Recycling chief queries reduction in recycling rates
Joseph Doherty, from Newry’s Re-Gen Waste, has looked at the provisional Northern Ireland local authority collected municipal waste management statistics for January to March 2022.
According to the latest local authority collected municipal statistics, Northern Ireland Councils collected just over 229,000 tonnes over a three-month period but what surprises me most about this is that a quarter of all household waste is still being sent to landfill.
Organisations like Ellen Macarthur Foundation have promoted eliminating waste generation and stopping materials ending up in landfill. Re-Gen would support those goals, too.
As we move closer towards a local circular economy involving the reuse of materials, there are currently two viable routes for waste as alternatives to landfill. The priority is that we should all see cardboard, glass, paper, plastics and metals as valuable resources with the aim of keeping it in circulation – and out of landfill sites. Commodities are valuable in the resource market.

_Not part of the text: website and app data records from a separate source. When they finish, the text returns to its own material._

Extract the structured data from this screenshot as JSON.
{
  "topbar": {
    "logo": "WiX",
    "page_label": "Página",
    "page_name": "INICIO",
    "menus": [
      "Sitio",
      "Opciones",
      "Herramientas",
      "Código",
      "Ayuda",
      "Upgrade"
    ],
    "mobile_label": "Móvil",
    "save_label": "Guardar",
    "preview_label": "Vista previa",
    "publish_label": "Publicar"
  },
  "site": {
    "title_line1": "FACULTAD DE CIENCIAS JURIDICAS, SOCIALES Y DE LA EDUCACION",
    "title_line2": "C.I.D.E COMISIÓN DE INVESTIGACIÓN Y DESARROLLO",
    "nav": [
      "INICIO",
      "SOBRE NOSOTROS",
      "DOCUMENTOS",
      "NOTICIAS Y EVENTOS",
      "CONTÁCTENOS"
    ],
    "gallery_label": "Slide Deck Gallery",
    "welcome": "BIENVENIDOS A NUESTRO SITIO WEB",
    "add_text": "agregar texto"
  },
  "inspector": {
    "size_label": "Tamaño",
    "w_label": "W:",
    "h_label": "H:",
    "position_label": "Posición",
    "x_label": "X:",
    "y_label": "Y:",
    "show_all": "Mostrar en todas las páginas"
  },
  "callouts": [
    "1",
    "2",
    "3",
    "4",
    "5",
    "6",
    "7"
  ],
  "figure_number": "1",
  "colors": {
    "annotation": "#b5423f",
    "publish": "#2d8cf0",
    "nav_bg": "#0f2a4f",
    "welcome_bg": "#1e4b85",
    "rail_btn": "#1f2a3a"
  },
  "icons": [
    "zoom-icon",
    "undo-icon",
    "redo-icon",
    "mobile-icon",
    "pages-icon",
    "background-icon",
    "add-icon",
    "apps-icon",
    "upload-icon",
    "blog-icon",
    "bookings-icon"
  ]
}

By recovering and reselling materials, we can create jobs, boost the local economy and reduce the mining costs for virgin raw materials.
The Department of Agriculture, Environment and Rural Affairs’ latest report shows that the local authority recycling rates in January-March 2022 is reducing. Less than half (45.4 per cent) of household waste collected by councils was sent for recycling during this period and that is 1.1% lower than the equivalent timeframe in 2021.
As a manufacturer of refuse derived fuel and solid recovered fuel which are shipped from Warrenpoint Port, it is great to see that there has been an increase in material used to produce these fuels from 25.7% to 27.7%. Refuse derived fuel is exported to combined heat and power plants while solid recovered fuel is an alternative to coal and is sent to cement customers across Europe.
There is a possibility that recycling rates will decrease further as a result of the cost-of-living crisis, and increased pressures on personal and family finances.
Recycling will be the last issue that financially pressured householders consider in the months ahead as prices rise in supermarkets, shops and at fuel stations.
The news isn’t all bleak.
A new Sullatober Household Recycling Centre in Mid and East Antrim Council only came into operation in June so has had no influence on DAERA’s latest statistics but it will divert 1,000 tonnes of waste from landfill annually. This is great news for the 40,000 householders of Carrickfergus and the population of Mid and East Antrim. Receiving funding of £995,000 for the centre from the Department of Agriculture, Environment and Rural Affairs, the Council has created a facility that is twice the size of the former centre and aims to increase the amount of waste segregation by 20 per cent.
Household waste accounted for 87.3% in January-March 2022 so commercial waste was in the region of 33,371 tonnes. The focus might need to be on splitting that commercial waste into recyclable and non-recyclable materials.